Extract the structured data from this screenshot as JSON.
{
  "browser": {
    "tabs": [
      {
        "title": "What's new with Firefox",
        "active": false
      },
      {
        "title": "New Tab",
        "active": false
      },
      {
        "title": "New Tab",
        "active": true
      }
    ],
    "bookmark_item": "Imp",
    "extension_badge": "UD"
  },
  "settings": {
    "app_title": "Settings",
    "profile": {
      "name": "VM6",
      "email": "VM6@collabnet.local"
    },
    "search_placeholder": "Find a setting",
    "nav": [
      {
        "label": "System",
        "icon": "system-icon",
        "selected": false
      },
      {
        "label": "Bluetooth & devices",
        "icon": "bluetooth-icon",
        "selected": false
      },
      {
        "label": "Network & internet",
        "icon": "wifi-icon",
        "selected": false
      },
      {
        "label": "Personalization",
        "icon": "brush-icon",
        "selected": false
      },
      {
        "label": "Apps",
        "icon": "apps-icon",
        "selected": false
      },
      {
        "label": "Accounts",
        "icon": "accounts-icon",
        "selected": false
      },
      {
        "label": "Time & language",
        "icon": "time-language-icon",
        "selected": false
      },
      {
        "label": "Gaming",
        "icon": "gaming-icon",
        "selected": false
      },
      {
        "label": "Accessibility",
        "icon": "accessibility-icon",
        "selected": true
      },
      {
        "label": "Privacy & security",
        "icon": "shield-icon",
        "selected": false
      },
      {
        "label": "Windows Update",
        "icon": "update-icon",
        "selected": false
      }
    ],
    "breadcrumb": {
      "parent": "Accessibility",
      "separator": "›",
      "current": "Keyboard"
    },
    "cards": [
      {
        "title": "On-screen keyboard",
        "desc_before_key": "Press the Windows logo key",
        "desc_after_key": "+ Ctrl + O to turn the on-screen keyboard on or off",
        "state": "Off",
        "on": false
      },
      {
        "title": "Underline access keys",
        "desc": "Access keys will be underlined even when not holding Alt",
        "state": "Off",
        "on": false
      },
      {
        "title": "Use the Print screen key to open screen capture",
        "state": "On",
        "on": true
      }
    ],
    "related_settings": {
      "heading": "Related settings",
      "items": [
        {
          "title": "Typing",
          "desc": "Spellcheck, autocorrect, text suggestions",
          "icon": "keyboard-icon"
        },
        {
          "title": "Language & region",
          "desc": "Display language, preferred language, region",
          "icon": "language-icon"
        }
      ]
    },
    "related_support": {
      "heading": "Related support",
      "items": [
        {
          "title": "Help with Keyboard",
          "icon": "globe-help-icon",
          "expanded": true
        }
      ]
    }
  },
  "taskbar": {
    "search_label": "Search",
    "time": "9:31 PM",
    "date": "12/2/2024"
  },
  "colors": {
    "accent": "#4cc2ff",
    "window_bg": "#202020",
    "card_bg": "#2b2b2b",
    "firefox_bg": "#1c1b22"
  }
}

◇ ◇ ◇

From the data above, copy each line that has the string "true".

Answer for this exercise:
        "active": true
        "selected": true
        "on": true
          "expanded": true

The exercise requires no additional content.